The controversy surrounding Tkachuk stems from an injury suffered by Winnipeg Jets star forward Mark Scheifele during the opening period of Game 1, one that left the veteran forward in agony on the ice. It was difficult to judge the source of the injury as Scheifele's skate had appeared to jam up against the boards, causing his legs to buckle and his momentum carried him forward, but there were some who suspected that Tkachuk may have been more involved than initially met the eye. I must admit I was not one of those who suspected that Tkachuk's skate could have been the source of the injury, but based on the comments made by the Jets today I am no longer certain of that.

Here's what Maurice had to say, and there's no doubt about what the Jets coach is thinking here or how he feels about Matthew Tkachuk.

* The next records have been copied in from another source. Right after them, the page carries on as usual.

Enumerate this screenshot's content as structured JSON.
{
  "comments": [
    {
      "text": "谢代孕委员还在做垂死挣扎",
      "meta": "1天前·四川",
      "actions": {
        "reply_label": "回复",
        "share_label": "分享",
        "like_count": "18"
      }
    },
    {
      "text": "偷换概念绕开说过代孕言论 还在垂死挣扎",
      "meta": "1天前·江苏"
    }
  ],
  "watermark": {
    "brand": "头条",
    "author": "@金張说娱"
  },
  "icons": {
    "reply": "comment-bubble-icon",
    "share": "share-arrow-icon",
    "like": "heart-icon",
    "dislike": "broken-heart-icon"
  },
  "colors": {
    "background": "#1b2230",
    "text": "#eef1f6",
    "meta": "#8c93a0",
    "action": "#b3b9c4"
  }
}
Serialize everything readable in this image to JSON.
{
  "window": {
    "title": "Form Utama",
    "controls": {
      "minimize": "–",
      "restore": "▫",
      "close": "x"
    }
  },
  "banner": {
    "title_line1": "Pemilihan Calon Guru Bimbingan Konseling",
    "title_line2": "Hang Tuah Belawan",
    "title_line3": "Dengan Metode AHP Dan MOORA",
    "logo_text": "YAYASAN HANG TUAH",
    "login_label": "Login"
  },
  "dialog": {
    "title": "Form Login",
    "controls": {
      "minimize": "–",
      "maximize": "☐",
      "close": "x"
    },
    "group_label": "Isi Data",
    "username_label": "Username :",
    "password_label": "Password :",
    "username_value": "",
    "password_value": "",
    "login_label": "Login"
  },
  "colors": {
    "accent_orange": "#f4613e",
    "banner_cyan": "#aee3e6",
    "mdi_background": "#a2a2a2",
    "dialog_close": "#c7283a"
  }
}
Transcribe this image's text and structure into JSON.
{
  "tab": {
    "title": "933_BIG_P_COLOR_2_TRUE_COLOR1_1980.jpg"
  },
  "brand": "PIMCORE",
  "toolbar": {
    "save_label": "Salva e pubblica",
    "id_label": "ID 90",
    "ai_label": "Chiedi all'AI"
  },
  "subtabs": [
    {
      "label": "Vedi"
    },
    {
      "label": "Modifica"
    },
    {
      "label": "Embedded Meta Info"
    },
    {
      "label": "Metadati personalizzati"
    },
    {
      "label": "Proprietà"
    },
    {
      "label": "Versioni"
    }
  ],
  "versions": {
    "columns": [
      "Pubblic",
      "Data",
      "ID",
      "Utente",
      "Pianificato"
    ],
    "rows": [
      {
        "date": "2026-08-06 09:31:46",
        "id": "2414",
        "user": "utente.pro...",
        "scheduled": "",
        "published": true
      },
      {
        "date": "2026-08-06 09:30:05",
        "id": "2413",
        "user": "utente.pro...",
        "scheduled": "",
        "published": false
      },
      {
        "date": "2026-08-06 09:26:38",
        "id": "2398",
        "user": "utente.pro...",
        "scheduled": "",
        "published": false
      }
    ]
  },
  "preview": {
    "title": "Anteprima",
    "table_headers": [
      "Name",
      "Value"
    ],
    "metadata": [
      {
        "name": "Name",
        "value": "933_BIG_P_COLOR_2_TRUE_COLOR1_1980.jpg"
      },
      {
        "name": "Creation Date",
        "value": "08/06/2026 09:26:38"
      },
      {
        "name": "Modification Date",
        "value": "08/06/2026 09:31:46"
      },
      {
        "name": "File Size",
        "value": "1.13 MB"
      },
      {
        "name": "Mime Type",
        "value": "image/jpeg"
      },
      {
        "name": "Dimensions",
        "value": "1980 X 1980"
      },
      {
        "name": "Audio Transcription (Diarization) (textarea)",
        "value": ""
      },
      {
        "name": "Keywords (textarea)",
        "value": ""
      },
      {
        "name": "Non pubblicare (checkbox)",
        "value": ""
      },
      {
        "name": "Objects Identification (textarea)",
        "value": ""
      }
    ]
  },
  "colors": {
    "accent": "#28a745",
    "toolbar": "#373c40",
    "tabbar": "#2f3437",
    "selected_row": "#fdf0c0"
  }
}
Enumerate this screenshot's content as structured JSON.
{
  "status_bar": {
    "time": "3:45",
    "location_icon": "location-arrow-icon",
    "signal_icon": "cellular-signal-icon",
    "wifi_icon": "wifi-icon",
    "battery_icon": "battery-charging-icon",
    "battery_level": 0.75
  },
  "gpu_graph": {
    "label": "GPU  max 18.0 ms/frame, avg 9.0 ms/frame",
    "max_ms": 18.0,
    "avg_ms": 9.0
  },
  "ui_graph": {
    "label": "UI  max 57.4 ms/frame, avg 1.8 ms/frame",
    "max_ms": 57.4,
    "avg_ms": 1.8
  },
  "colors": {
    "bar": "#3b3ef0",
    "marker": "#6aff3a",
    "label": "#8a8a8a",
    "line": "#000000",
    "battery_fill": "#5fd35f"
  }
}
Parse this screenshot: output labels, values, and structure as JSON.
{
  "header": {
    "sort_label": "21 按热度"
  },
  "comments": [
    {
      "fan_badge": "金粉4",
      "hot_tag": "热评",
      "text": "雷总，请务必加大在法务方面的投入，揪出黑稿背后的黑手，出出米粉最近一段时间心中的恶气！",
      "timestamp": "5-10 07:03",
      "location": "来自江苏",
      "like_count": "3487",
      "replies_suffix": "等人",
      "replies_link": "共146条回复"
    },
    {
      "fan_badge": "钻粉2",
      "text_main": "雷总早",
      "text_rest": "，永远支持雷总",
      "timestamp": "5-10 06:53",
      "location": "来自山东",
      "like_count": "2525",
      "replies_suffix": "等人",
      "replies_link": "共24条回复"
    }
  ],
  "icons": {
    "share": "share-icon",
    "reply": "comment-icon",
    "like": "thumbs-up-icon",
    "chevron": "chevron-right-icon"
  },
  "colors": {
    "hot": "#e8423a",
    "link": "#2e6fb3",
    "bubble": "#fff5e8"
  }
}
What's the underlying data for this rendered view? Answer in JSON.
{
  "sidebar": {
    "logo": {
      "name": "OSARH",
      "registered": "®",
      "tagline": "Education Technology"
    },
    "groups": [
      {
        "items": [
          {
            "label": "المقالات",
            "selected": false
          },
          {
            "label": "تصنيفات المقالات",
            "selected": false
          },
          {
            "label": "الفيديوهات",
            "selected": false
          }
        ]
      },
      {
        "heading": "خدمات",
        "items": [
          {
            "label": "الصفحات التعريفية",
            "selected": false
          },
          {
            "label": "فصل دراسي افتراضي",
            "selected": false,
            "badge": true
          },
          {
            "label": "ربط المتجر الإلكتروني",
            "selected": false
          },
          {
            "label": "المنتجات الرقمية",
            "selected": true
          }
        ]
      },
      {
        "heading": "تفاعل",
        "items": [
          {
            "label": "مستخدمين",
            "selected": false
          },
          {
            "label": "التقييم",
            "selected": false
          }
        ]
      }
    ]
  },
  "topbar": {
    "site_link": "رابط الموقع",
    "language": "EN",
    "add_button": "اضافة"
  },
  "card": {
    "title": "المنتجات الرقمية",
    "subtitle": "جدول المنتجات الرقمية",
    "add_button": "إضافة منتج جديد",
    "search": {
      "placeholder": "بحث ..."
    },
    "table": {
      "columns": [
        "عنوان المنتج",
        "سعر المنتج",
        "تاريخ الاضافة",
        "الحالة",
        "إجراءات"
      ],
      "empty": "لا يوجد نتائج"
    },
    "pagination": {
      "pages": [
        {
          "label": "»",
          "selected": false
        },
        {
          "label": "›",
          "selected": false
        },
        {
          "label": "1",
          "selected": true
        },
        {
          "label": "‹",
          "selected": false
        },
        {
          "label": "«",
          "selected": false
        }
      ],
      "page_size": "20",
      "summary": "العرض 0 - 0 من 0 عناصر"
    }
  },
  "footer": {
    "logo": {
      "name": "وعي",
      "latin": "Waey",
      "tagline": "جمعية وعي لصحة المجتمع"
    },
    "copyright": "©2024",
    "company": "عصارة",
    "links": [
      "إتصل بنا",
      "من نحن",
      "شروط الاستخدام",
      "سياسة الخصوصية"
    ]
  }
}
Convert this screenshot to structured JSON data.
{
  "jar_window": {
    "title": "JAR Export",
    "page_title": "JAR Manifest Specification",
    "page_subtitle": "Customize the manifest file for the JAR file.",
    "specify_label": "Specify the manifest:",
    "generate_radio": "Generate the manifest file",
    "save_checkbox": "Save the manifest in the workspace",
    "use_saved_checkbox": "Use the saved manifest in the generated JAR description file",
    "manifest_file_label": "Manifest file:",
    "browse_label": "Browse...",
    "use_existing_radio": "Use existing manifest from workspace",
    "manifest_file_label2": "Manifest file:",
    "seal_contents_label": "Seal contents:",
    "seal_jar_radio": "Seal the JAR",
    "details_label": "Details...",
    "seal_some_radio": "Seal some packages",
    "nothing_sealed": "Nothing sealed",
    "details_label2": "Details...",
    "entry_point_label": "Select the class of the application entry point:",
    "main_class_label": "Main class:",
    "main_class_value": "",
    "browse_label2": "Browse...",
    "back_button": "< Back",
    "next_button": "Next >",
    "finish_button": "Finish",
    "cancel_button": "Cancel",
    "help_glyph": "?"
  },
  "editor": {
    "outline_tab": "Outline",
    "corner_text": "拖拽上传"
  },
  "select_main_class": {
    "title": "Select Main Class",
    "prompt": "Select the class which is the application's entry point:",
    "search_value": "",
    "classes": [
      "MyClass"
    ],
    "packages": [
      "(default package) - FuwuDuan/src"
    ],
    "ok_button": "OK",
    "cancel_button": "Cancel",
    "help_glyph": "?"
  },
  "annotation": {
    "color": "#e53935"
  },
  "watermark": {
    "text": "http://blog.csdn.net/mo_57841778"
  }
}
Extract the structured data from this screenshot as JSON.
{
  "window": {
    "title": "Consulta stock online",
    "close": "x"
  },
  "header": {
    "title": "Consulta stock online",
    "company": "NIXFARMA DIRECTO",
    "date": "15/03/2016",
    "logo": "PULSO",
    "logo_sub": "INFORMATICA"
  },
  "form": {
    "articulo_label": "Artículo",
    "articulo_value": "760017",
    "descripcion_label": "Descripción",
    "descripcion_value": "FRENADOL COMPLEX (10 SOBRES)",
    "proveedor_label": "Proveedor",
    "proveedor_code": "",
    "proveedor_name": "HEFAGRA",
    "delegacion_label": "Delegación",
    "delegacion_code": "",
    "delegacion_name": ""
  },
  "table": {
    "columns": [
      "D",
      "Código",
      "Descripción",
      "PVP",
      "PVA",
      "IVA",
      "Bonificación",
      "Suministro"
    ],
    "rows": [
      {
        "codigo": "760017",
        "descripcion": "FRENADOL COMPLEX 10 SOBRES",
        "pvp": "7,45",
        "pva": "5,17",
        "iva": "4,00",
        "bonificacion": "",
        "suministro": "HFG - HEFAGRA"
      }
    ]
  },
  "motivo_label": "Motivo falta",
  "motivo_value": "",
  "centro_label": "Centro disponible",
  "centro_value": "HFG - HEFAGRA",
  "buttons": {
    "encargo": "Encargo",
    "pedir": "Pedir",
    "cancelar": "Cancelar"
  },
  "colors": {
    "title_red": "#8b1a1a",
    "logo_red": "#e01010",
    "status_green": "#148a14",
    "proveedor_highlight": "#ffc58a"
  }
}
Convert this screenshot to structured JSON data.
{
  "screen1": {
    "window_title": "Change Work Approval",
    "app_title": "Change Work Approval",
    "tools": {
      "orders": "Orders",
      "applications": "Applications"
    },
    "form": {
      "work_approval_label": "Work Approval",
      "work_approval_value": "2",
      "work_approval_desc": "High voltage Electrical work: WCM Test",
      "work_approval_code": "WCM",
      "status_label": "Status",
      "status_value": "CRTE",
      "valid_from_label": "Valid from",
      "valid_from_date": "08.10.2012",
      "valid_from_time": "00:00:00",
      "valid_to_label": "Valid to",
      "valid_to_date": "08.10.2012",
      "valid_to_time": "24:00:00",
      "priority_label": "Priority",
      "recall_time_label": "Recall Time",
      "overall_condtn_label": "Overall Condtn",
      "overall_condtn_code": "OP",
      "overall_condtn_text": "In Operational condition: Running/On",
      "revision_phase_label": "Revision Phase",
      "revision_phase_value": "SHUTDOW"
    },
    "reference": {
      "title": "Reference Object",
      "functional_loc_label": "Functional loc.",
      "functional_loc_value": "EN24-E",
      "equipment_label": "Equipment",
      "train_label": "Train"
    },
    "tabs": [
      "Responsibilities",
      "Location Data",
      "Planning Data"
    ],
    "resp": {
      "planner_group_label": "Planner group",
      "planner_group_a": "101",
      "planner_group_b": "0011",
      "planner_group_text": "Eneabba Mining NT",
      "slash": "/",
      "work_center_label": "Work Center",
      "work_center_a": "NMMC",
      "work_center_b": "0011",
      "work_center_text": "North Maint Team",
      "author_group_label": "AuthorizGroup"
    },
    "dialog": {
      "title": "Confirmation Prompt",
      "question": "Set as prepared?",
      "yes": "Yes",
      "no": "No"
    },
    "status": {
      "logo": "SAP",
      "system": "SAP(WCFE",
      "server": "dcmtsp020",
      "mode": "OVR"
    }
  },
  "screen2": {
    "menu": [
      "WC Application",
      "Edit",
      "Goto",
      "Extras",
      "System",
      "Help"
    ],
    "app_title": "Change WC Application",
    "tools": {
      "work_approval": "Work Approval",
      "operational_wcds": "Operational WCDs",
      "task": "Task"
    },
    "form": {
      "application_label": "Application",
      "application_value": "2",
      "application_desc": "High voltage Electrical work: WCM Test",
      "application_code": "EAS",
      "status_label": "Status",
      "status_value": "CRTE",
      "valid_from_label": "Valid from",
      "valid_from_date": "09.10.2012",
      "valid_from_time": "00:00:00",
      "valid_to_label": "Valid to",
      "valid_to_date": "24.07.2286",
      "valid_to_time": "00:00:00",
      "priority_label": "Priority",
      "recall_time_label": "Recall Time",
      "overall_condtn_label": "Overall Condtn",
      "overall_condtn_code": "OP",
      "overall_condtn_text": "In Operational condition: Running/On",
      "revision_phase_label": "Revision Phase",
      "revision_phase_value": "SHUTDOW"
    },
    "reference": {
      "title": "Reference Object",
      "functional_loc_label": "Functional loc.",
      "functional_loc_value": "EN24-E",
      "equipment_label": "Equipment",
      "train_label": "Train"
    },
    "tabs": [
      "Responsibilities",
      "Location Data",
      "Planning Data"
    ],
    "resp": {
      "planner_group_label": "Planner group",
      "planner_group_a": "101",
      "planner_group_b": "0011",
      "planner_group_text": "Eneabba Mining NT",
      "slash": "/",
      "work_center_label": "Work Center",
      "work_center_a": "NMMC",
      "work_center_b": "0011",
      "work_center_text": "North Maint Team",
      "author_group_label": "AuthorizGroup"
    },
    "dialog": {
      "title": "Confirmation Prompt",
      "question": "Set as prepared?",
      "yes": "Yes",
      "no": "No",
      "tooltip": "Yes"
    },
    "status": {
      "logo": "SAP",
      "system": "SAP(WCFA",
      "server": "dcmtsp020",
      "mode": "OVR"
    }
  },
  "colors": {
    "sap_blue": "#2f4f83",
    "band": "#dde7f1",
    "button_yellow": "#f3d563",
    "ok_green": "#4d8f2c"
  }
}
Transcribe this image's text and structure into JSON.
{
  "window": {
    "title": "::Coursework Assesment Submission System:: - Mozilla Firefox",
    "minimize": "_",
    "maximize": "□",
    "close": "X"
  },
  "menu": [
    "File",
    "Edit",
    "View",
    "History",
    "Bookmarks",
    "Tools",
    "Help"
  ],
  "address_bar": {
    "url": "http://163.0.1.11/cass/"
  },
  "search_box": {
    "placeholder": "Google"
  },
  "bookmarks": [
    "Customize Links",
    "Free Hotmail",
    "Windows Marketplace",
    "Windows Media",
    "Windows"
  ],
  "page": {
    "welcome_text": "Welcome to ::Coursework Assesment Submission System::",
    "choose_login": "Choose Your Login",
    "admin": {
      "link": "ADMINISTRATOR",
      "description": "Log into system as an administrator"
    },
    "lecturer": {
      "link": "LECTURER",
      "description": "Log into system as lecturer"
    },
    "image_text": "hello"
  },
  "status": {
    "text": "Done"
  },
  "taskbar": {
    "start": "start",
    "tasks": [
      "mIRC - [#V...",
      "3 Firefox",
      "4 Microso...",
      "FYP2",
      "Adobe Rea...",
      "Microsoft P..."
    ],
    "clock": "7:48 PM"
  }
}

"It was intentional," said Maurice. "It was a filthy, dirty, kick to the back of the leg. You can't see it on the program feed but you take the blue line feed and you zoom in, he went after the back of his leg and could have cut of his achilles. He could have ended a man's career, it's an absolutely filthy, disgusting, play."

For his part though Tkachuk has completely denied any notion that he intentionally injured Scheifele and has even pointed to the fact that he grew to respect Scheifele as both men trained with legendary hockey trainer Gary Roberts during the offseason. I must admit it would be rather difficult for a player to make the kind of adjustment required to deliver such a blow intentionally at real speed in the NHL, but the Jets have access to camera angles that we do not have the benefit of seeing, so I suppose I will have to take Maurice at his word here. 

You can see the replay for yourself, from the camera angles that Maurice says do not properly show the intent, in the clip below.